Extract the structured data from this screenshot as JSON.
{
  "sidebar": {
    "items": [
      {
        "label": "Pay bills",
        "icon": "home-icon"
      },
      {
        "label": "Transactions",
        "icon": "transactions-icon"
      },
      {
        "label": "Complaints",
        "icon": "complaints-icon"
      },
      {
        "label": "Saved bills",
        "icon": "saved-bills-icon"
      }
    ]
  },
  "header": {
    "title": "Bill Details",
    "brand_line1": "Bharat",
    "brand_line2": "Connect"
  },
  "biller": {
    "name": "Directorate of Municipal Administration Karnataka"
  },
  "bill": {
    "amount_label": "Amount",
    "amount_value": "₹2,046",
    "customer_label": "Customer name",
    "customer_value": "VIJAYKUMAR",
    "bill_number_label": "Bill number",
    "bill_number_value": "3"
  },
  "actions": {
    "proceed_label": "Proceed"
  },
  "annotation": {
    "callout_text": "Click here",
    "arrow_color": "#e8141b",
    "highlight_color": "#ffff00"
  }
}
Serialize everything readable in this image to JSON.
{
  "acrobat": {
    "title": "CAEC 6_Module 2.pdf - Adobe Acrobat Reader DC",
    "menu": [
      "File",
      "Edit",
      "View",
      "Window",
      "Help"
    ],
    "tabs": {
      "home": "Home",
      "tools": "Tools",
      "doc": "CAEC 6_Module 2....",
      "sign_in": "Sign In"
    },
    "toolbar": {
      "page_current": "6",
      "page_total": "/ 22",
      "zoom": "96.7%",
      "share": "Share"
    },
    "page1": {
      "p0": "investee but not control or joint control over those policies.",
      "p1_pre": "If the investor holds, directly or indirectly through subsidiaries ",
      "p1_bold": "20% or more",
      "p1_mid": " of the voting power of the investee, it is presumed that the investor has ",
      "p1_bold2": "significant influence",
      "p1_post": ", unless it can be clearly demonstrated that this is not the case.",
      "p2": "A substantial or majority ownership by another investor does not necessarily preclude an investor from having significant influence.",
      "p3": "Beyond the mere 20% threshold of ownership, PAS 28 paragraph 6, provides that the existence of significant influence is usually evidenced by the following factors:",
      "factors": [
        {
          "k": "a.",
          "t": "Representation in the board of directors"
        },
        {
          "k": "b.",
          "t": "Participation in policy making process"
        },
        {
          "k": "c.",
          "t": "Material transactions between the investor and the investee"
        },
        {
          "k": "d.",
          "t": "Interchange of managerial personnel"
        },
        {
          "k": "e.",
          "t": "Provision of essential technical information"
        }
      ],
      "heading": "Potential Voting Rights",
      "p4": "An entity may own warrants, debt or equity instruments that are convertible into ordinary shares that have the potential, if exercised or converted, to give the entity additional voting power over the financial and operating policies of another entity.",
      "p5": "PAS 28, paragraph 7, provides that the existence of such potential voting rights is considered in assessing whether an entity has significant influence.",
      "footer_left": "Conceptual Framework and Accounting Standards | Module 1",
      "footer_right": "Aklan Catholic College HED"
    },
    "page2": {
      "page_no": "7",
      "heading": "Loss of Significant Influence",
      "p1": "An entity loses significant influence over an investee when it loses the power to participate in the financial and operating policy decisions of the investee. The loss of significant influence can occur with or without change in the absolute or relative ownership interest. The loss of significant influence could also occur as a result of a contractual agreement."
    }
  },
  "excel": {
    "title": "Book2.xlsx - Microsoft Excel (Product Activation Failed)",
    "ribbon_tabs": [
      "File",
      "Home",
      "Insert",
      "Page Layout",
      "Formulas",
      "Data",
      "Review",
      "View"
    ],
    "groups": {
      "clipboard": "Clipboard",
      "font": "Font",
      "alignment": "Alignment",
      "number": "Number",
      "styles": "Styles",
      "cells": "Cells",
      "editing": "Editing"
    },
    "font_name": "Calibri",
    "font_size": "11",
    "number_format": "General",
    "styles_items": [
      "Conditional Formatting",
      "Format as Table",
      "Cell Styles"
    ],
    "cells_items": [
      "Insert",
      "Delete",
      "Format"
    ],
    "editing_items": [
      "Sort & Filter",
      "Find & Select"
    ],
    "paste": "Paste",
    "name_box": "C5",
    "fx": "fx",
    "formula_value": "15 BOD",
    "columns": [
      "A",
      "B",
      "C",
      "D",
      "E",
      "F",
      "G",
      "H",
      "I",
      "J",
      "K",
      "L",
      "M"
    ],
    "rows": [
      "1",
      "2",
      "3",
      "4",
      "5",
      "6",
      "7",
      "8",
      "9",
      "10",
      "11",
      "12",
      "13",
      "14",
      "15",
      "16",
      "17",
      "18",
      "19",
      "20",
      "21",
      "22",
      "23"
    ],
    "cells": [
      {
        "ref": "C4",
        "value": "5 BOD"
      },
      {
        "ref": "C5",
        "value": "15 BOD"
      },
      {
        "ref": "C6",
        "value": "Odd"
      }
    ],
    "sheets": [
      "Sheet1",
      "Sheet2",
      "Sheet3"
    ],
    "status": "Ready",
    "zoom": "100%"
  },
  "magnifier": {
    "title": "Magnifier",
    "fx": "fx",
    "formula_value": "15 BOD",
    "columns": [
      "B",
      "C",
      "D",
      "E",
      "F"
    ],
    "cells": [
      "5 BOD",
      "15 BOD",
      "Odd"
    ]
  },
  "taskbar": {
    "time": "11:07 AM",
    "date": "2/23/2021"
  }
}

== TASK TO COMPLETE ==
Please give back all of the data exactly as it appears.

== TASK ANSWER ==
Extract the structured data from this screenshot as JSON.
{
  "sidebar": {
    "items": [
      {
        "label": "Pay bills",
        "icon": "home-icon"
      },
      {
        "label": "Transactions",
        "icon": "transactions-icon"
      },
      {
        "label": "Complaints",
        "icon": "complaints-icon"
      },
      {
        "label": "Saved bills",
        "icon": "saved-bills-icon"
      }
    ]
  },
  "header": {
    "title": "Bill Details",
    "brand_line1": "Bharat",
    "brand_line2": "Connect"
  },
  "biller": {
    "name": "Directorate of Municipal Administration Karnataka"
  },
  "bill": {
    "amount_label": "Amount",
    "amount_value": "₹2,046",
    "customer_label": "Customer name",
    "customer_value": "VIJAYKUMAR",
    "bill_number_label": "Bill number",
    "bill_number_value": "3"
  },
  "actions": {
    "proceed_label": "Proceed"
  },
  "annotation": {
    "callout_text": "Click here",
    "arrow_color": "#e8141b",
    "highlight_color": "#ffff00"
  }
}
Serialize everything readable in this image to JSON.
{
  "acrobat": {
    "title": "CAEC 6_Module 2.pdf - Adobe Acrobat Reader DC",
    "menu": [
      "File",
      "Edit",
      "View",
      "Window",
      "Help"
    ],
    "tabs": {
      "home": "Home",
      "tools": "Tools",
      "doc": "CAEC 6_Module 2....",
      "sign_in": "Sign In"
    },
    "toolbar": {
      "page_current": "6",
      "page_total": "/ 22",
      "zoom": "96.7%",
      "share": "Share"
    },
    "page1": {
      "p0": "investee but not control or joint control over those policies.",
      "p1_pre": "If the investor holds, directly or indirectly through subsidiaries ",
      "p1_bold": "20% or more",
      "p1_mid": " of the voting power of the investee, it is presumed that the investor has ",
      "p1_bold2": "significant influence",
      "p1_post": ", unless it can be clearly demonstrated that this is not the case.",
      "p2": "A substantial or majority ownership by another investor does not necessarily preclude an investor from having significant influence.",
      "p3": "Beyond the mere 20% threshold of ownership, PAS 28 paragraph 6, provides that the existence of significant influence is usually evidenced by the following factors:",
      "factors": [
        {
          "k": "a.",
          "t": "Representation in the board of directors"
        },
        {
          "k": "b.",
          "t": "Participation in policy making process"
        },
        {
          "k": "c.",
          "t": "Material transactions between the investor and the investee"
        },
        {
          "k": "d.",
          "t": "Interchange of managerial personnel"
        },
        {
          "k": "e.",
          "t": "Provision of essential technical information"
        }
      ],
      "heading": "Potential Voting Rights",
      "p4": "An entity may own warrants, debt or equity instruments that are convertible into ordinary shares that have the potential, if exercised or converted, to give the entity additional voting power over the financial and operating policies of another entity.",
      "p5": "PAS 28, paragraph 7, provides that the existence of such potential voting rights is considered in assessing whether an entity has significant influence.",
      "footer_left": "Conceptual Framework and Accounting Standards | Module 1",
      "footer_right": "Aklan Catholic College HED"
    },
    "page2": {
      "page_no": "7",
      "heading": "Loss of Significant Influence",
      "p1": "An entity loses significant influence over an investee when it loses the power to participate in the financial and operating policy decisions of the investee. The loss of significant influence can occur with or without change in the absolute or relative ownership interest. The loss of significant influence could also occur as a result of a contractual agreement."
    }
  },
  "excel": {
    "title": "Book2.xlsx - Microsoft Excel (Product Activation Failed)",
    "ribbon_tabs": [
      "File",
      "Home",
      "Insert",
      "Page Layout",
      "Formulas",
      "Data",
      "Review",
      "View"
    ],
    "groups": {
      "clipboard": "Clipboard",
      "font": "Font",
      "alignment": "Alignment",
      "number": "Number",
      "styles": "Styles",
      "cells": "Cells",
      "editing": "Editing"
    },
    "font_name": "Calibri",
    "font_size": "11",
    "number_format": "General",
    "styles_items": [
      "Conditional Formatting",
      "Format as Table",
      "Cell Styles"
    ],
    "cells_items": [
      "Insert",
      "Delete",
      "Format"
    ],
    "editing_items": [
      "Sort & Filter",
      "Find & Select"
    ],
    "paste": "Paste",
    "name_box": "C5",
    "fx": "fx",
    "formula_value": "15 BOD",
    "columns": [
      "A",
      "B",
      "C",
      "D",
      "E",
      "F",
      "G",
      "H",
      "I",
      "J",
      "K",
      "L",
      "M"
    ],
    "rows": [
      "1",
      "2",
      "3",
      "4",
      "5",
      "6",
      "7",
      "8",
      "9",
      "10",
      "11",
      "12",
      "13",
      "14",
      "15",
      "16",
      "17",
      "18",
      "19",
      "20",
      "21",
      "22",
      "23"
    ],
    "cells": [
      {
        "ref": "C4",
        "value": "5 BOD"
      },
      {
        "ref": "C5",
        "value": "15 BOD"
      },
      {
        "ref": "C6",
        "value": "Odd"
      }
    ],
    "sheets": [
      "Sheet1",
      "Sheet2",
      "Sheet3"
    ],
    "status": "Ready",
    "zoom": "100%"
  },
  "magnifier": {
    "title": "Magnifier",
    "fx": "fx",
    "formula_value": "15 BOD",
    "columns": [
      "B",
      "C",
      "D",
      "E",
      "F"
    ],
    "cells": [
      "5 BOD",
      "15 BOD",
      "Odd"
    ]
  },
  "taskbar": {
    "time": "11:07 AM",
    "date": "2/23/2021"
  }
}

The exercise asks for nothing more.